Okay, this one is actually called The Birth of Venus, and it was painted sometime between 1485-86 for Lorenzo di Pierfrancesco de’ Medici, who was nicknamed Popolano; this was because he always brought lots of nice drugs to the cool parties. (He was a noted patron of the arts, and Sandro Botticelli was especially fond of Popolano’s “special” mushroom pasta.)
I’d say this is arguably one of the most famous paintings of the early renaissance, and it has certainly maintained its popularity. I was lucky enough to see this one in person at the Uffizi Gallery in Florence, and it’s a bit like the Mona Lisa in the Louvre — the painting is covered with glass, mobbed by Japanese tourists, and is stamped on everything from t-shirts to toilet-brush cozies. The glass is particularly unfortunate, as it’s highly reflective.

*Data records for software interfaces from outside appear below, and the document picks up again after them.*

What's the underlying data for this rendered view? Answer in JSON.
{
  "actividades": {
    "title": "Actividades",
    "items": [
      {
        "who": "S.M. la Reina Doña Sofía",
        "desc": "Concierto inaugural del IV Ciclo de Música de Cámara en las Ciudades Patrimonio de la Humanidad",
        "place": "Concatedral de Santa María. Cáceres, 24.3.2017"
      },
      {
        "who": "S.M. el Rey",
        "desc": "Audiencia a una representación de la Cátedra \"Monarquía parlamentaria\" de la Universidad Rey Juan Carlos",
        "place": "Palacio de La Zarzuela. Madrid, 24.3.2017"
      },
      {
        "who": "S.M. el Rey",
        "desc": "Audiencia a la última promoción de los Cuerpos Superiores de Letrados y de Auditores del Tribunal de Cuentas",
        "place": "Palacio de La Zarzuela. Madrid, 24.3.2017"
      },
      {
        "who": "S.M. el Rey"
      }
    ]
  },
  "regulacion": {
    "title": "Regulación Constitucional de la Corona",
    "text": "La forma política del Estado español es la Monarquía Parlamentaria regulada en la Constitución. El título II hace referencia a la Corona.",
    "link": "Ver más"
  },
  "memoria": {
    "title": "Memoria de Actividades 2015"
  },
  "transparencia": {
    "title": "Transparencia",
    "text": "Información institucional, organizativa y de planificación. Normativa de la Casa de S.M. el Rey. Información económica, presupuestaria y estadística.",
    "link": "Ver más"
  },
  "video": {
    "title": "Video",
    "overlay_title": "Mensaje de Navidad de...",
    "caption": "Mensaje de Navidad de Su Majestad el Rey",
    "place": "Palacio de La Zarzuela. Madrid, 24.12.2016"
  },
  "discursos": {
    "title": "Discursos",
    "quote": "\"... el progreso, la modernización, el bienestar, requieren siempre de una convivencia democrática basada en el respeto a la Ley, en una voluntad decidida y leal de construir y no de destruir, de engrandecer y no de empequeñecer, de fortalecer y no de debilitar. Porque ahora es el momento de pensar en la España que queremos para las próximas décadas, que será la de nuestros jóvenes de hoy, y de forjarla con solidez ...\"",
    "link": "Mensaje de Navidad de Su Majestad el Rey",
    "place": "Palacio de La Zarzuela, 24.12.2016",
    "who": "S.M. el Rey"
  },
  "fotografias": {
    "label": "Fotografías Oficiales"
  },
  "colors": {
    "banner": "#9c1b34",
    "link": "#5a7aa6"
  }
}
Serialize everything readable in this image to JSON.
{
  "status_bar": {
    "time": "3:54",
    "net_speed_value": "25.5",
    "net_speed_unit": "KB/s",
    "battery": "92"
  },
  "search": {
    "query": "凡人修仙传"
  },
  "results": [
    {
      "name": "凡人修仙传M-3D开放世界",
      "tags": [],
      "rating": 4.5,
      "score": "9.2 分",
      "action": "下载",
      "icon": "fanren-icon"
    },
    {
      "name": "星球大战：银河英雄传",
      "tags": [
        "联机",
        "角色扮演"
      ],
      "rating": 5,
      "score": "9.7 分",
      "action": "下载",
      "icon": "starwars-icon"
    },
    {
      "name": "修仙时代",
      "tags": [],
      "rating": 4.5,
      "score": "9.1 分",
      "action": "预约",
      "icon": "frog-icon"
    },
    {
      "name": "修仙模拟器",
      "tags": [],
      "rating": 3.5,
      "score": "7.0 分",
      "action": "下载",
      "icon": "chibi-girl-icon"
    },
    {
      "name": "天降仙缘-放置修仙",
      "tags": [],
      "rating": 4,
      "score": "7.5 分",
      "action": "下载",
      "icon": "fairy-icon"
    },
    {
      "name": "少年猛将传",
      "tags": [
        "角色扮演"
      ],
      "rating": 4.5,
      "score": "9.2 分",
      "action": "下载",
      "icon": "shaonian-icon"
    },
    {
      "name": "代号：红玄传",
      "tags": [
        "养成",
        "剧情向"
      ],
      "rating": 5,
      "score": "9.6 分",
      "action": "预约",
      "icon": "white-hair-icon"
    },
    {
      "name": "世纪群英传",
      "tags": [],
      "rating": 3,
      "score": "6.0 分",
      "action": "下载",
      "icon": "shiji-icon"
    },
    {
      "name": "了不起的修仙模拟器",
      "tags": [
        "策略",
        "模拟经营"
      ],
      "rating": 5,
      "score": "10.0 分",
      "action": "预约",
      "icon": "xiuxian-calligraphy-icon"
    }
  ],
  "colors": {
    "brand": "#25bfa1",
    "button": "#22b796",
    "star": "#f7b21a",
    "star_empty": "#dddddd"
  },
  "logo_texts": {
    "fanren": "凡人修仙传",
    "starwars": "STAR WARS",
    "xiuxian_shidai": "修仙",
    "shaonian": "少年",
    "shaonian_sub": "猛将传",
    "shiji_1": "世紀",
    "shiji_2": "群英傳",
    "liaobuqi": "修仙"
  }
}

Then again, it has to be, in case of the Bufflaxians return and fire laser weapons at it.